Prior Exam Material
Sending Programming Questions via Email
Your instructors encourage you to send emails with questions about your programs. You may be surprised by our responsiveness and ability to help, and we do very much want to help. So, please send us your questions.
However, not all email questions are as easy to answer as others, and to make the process smoother for you, here is some guidelines (— credit to Dr. Dan Roche for the points!)
- Clearly indicate what class, assignment, reading, etc you are talking about. Probably a good idea to put the class and the assignment number in the subject of the email, along with a short description.
- Try to ask a clear question that probably has a definite answer. If your message says "I'm lost and don't know where to start", there's nothing I can do for you over email. In that case, you should schedule a time to talk in person.
- Explain (briefly) what you've already tried to solve your problem. That way we don't tell you something you already know!
- If you are asking about programming, include the short (maybe 10 lines) segment of code, and (if applicable) the exact error message you are seeing, in the plain-text body of the email. You should also attach the entire source code file(s) in case the error is not in the part of the code that you think it is and I need to look elsewhere.
- If you don't understand the response, or it's not helpful, email your instructor again so that they can try to explain it better. Keep in mind that the goal is to guide you to the solution, not just tell you how to do it.
- If you haven't received a response within 48 hours, email your instructor again to remind them of your query because your message has probably been buried in a large stack. (It is unlikely that this should happen!)
Latex HW Submissions
There is a 5 point bonus available for submitting a Latex formatted Homework.
Installing Latex on your VM or using an online Latex editor
Install latex using
apt-get on your Ubuntu VM by issuing the
sudo apt-get install texlive-latex-*
This will take some time to complete, and it is a rather large
installation, so be patient. You can then compile your
tex file into
Alternatively, you could use an online Latex editor, such as sharelatex or overleaf. Both are simple, easy, and free to use. And generally, there is a wealth of information online as references for using Latex.
How Bonus Points will be Applied
You can receive up to a 5 point bonus on your HW for formatting with Latex
For the first HW, 10 points will still be used, but we will apply a 5 points bonus going forward, which is more reasonable if the bonus is going to exist for each assignment.
You may receive bonus deductions for formating errors in your latex … but will never affect your overall grade (only deductions within the bonus points)
You are expected to learn latex if you are trying to get the bonus. This means, you should learn the formatting ticks of latex; for example, that > formats to ¿ and you need to use $ > $. You can find a lot of information of how to correct formatting problems via google, and soon, you'll find that you just know how to do things in Latex.
Templates will be provided for early homeworks, but not for latter ones.
To encourage you all to participate in the bonus points, I'll continue to provide templates through 8 weeks in the course, half the year, but will stop in the second half of the course.
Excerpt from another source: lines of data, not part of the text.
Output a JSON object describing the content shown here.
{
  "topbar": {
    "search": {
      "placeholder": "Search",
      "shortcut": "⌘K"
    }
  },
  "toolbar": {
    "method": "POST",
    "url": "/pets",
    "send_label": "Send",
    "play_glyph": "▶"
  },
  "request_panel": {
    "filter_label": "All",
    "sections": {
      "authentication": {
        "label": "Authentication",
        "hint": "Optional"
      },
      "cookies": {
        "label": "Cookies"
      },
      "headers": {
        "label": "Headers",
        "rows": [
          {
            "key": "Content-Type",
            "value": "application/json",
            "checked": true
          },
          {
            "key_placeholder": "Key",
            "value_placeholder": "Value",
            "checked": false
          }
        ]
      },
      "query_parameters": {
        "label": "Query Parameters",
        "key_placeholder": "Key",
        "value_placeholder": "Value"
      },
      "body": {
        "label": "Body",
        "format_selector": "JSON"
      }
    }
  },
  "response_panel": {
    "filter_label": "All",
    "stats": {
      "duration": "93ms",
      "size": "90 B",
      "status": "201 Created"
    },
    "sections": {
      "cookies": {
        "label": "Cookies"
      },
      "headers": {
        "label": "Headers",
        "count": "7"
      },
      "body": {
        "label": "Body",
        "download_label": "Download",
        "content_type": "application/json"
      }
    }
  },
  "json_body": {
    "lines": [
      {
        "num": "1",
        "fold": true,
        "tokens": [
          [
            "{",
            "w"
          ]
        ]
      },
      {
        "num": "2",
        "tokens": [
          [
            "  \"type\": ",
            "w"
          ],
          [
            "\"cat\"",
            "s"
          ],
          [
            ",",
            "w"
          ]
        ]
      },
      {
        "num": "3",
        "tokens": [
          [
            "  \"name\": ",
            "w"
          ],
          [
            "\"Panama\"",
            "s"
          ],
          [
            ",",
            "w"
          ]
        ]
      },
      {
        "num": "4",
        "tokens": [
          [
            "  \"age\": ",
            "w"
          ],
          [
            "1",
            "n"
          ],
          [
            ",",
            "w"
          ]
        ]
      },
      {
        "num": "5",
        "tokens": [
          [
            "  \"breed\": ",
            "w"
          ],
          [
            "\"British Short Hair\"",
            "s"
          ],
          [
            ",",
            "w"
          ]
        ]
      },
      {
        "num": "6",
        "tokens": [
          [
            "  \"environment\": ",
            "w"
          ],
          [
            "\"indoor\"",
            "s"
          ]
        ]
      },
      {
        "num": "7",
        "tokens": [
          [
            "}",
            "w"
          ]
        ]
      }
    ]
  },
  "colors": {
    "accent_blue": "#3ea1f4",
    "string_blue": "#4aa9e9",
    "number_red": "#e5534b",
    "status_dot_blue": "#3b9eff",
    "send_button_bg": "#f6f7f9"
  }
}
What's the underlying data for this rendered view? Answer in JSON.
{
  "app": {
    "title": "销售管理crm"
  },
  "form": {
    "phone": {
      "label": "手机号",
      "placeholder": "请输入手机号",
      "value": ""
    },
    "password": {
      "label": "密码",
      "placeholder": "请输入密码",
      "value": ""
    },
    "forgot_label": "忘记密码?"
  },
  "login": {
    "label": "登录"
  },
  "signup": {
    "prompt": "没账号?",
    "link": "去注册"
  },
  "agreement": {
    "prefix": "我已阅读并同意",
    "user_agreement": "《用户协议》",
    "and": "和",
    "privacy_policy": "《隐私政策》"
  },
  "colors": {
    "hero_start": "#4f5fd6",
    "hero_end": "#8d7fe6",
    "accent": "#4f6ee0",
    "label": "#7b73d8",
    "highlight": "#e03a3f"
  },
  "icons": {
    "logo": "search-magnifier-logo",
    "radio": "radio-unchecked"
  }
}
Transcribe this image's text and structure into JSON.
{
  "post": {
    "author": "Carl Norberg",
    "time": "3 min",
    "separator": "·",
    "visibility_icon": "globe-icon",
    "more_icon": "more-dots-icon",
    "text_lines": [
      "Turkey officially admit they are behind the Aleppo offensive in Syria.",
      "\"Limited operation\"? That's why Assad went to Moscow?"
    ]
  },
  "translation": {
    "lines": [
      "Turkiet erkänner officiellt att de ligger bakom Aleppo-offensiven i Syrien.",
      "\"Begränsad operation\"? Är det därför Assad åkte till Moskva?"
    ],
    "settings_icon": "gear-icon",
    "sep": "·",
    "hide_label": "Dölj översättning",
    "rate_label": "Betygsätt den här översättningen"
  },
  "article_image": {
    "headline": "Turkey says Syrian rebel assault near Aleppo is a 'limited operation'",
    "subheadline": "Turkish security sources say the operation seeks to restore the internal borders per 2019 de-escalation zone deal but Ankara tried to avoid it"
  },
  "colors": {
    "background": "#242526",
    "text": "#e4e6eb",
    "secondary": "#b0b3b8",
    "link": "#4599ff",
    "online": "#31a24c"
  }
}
It's on you at that point to adapt the template for each homework. Formatting deductions will still apply.
Additional bonus points may be available for creative Latex formatting
If you happen to get really good at Latex, and many of you will, I hope, then if you come up with some impressive formatting and styles, bonus-bonus points beyond the 5 points may be available. Essentially, impress us and you'll be rewarded.
Code Management System
Connecting to Lab Computers
To run any of the ic221 scripts you must be logged into a Michelson Hall, CS lab computer that is running Linux. It will NOT work on your VM on your laptop. Fortunately, access to a lab machine is rather easy from your laptop's VM using ssh, the secure remote shell.
To ssh into a lab computer, note a computer number when you visit lab and issue the following command in your terminal:
ssh -Y username@michROMcsd##u.academy.usna.edu
usernameis replaced with your username (e.g., m189999)
ROMis replaced by the Michelson lab room number (e.g., mich302)
##is replaced by the machine number you want to connect to (e.g., 02)
So, for example, for user m189999 to connect to lab computer number 02 in mich302, they will use the following ssh command:
ssh -Y firstname.lastname@example.org
In that terminal, now connected to the remote machine, you can perform all your work and you can also run emacs/vi and it should pop up as a new window in your VM.
Updating your ic221 directory
To retrieve new course code, run the update script while connected to a lab computer:
This will put new files in your home directory under the ic221 folder. You will complete all your work in this directory, and only files in this directory on a lab computer can be submitted for credit.
Submitting your ic221 labs
To submit your labs, you'll use the ic221 submit script by executing the following program:
The submit script will prompt you for what assignment you want to submit, so selct the right one. Then it will confirm submission.
You can submit multiple times before a deadline. It will not overwrite previous submissions, but only your last submission will be graded.
Checking Submission Success
You can check if your submission succeeded and which files you submitted using the following script:
The program will list all your submissions and times submitted